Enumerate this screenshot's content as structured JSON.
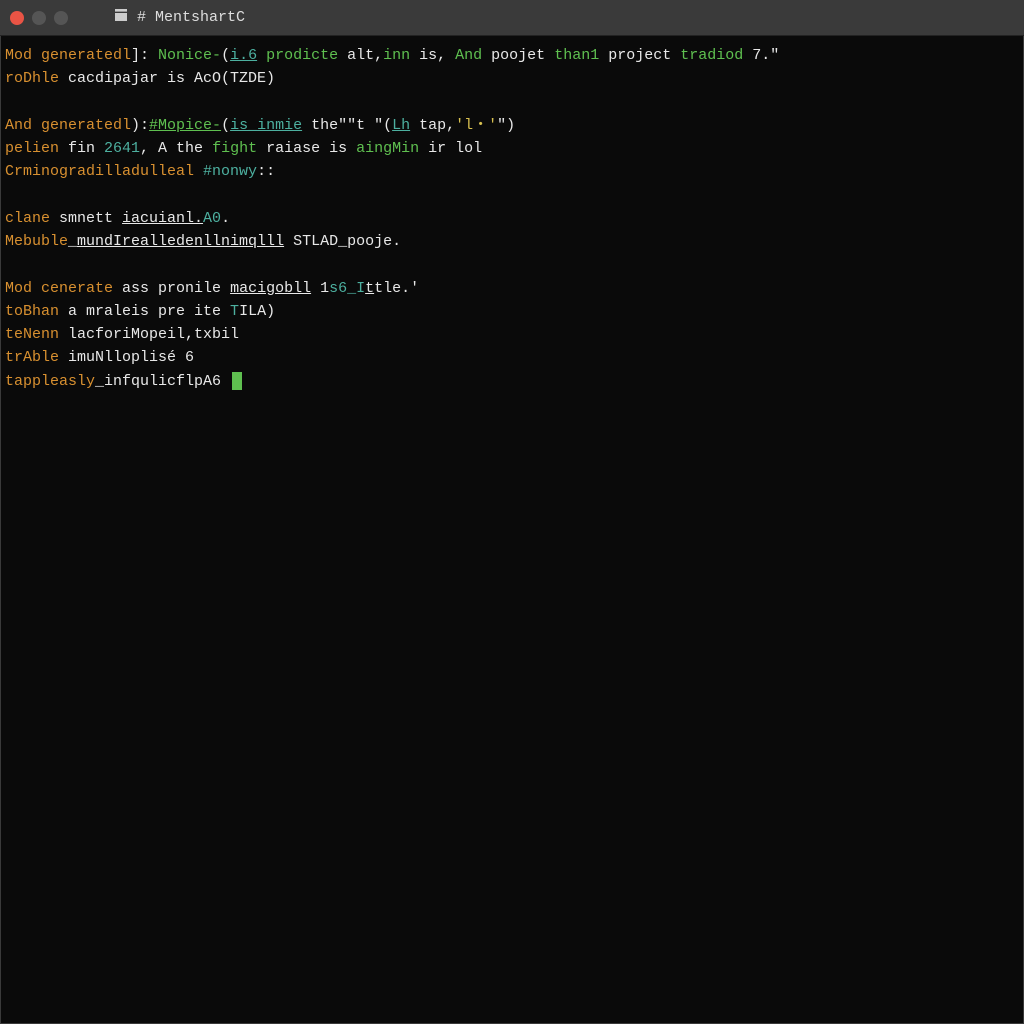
{
  "window": {
    "title": "# MentshartC"
  },
  "lines": [
    {
      "segments": [
        {
          "cls": "orange",
          "text": "Mod generatedl"
        },
        {
          "cls": "white",
          "text": "]:"
        },
        {
          "cls": "green",
          "text": " Nonice-"
        },
        {
          "cls": "white",
          "text": "("
        },
        {
          "cls": "teal underline",
          "text": "i.6"
        },
        {
          "cls": "green",
          "text": " prodicte"
        },
        {
          "cls": "white",
          "text": " alt,"
        },
        {
          "cls": "green",
          "text": "inn"
        },
        {
          "cls": "white",
          "text": " is,"
        },
        {
          "cls": "green",
          "text": " And"
        },
        {
          "cls": "white",
          "text": " poojet "
        },
        {
          "cls": "green",
          "text": "than1"
        },
        {
          "cls": "white",
          "text": " project "
        },
        {
          "cls": "green",
          "text": "tradiod"
        },
        {
          "cls": "white",
          "text": " 7.\""
        }
      ]
    },
    {
      "segments": [
        {
          "cls": "orange",
          "text": "roDhle"
        },
        {
          "cls": "white",
          "text": " cacdipajar is AcO(TZDE)"
        }
      ]
    },
    {
      "blank": true
    },
    {
      "segments": [
        {
          "cls": "orange",
          "text": "And generatedl"
        },
        {
          "cls": "white",
          "text": "):"
        },
        {
          "cls": "green underline",
          "text": "#Mopice-"
        },
        {
          "cls": "white",
          "text": "("
        },
        {
          "cls": "teal underline",
          "text": "is_inmie"
        },
        {
          "cls": "white",
          "text": " the\"\"t \"("
        },
        {
          "cls": "teal underline",
          "text": "Lh"
        },
        {
          "cls": "white",
          "text": " tap,"
        },
        {
          "cls": "yellow",
          "text": "'l・'"
        },
        {
          "cls": "white",
          "text": "\")"
        }
      ]
    },
    {
      "segments": [
        {
          "cls": "orange",
          "text": "pelien"
        },
        {
          "cls": "white",
          "text": " fin "
        },
        {
          "cls": "teal",
          "text": "2641"
        },
        {
          "cls": "white",
          "text": ", A the "
        },
        {
          "cls": "green",
          "text": "fight"
        },
        {
          "cls": "white",
          "text": " raiase is "
        },
        {
          "cls": "green",
          "text": "aingMin"
        },
        {
          "cls": "white",
          "text": " ir lol"
        }
      ]
    },
    {
      "segments": [
        {
          "cls": "orange",
          "text": "Crminogradilladulleal"
        },
        {
          "cls": "white",
          "text": " "
        },
        {
          "cls": "teal",
          "text": "#nonwy"
        },
        {
          "cls": "white",
          "text": "::"
        }
      ]
    },
    {
      "blank": true
    },
    {
      "segments": [
        {
          "cls": "orange",
          "text": "clane"
        },
        {
          "cls": "white",
          "text": " smnett "
        },
        {
          "cls": "white underline",
          "text": "iacuianl."
        },
        {
          "cls": "teal",
          "text": "A0"
        },
        {
          "cls": "white",
          "text": "."
        }
      ]
    },
    {
      "segments": [
        {
          "cls": "orange",
          "text": "Mebuble"
        },
        {
          "cls": "white",
          "text": "_"
        },
        {
          "cls": "white underline",
          "text": "mundIrealledenllnimqlll"
        },
        {
          "cls": "white",
          "text": " STLAD_pooje."
        }
      ]
    },
    {
      "blank": true
    },
    {
      "segments": [
        {
          "cls": "orange",
          "text": "Mod cenerate"
        },
        {
          "cls": "white",
          "text": " ass pronile "
        },
        {
          "cls": "white underline",
          "text": "macigobll"
        },
        {
          "cls": "white",
          "text": " 1"
        },
        {
          "cls": "teal",
          "text": "s6_I"
        },
        {
          "cls": "white underline",
          "text": "t"
        },
        {
          "cls": "white",
          "text": "tle.'"
        }
      ]
    },
    {
      "segments": [
        {
          "cls": "orange",
          "text": "toBhan"
        },
        {
          "cls": "white",
          "text": " a mraleis pre ite "
        },
        {
          "cls": "teal",
          "text": "T"
        },
        {
          "cls": "white",
          "text": "ILA)"
        }
      ]
    },
    {
      "segments": [
        {
          "cls": "orange",
          "text": "teNenn"
        },
        {
          "cls": "white",
          "text": " lacforiMopeil,txbil"
        }
      ]
    },
    {
      "segments": [
        {
          "cls": "orange",
          "text": "trAble"
        },
        {
          "cls": "white",
          "text": " imuNlloplisé 6"
        }
      ]
    },
    {
      "segments": [
        {
          "cls": "orange",
          "text": "tappleasly"
        },
        {
          "cls": "white",
          "text": "_infqulicflpA6 "
        }
      ],
      "cursor": true
    }
  ]
}
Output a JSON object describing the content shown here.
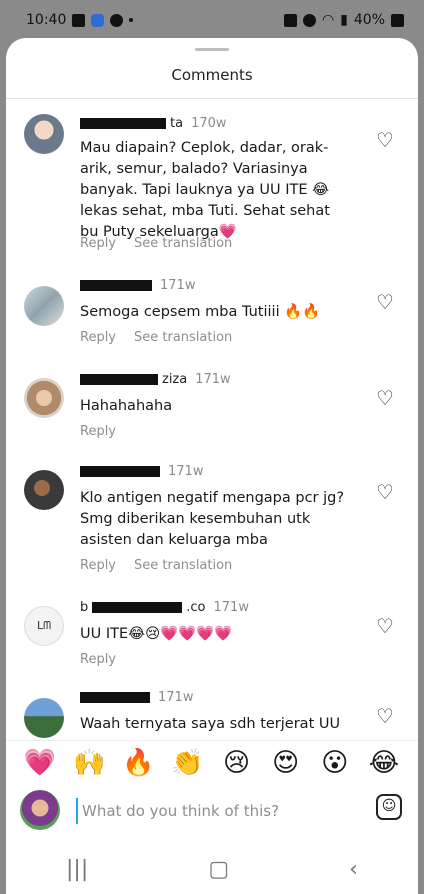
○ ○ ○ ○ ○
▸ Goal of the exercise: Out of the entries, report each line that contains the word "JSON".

▸ Expected answer:
Enumerate this screenshot's content as structured JSON.
Output a JSON object describing the content shown here.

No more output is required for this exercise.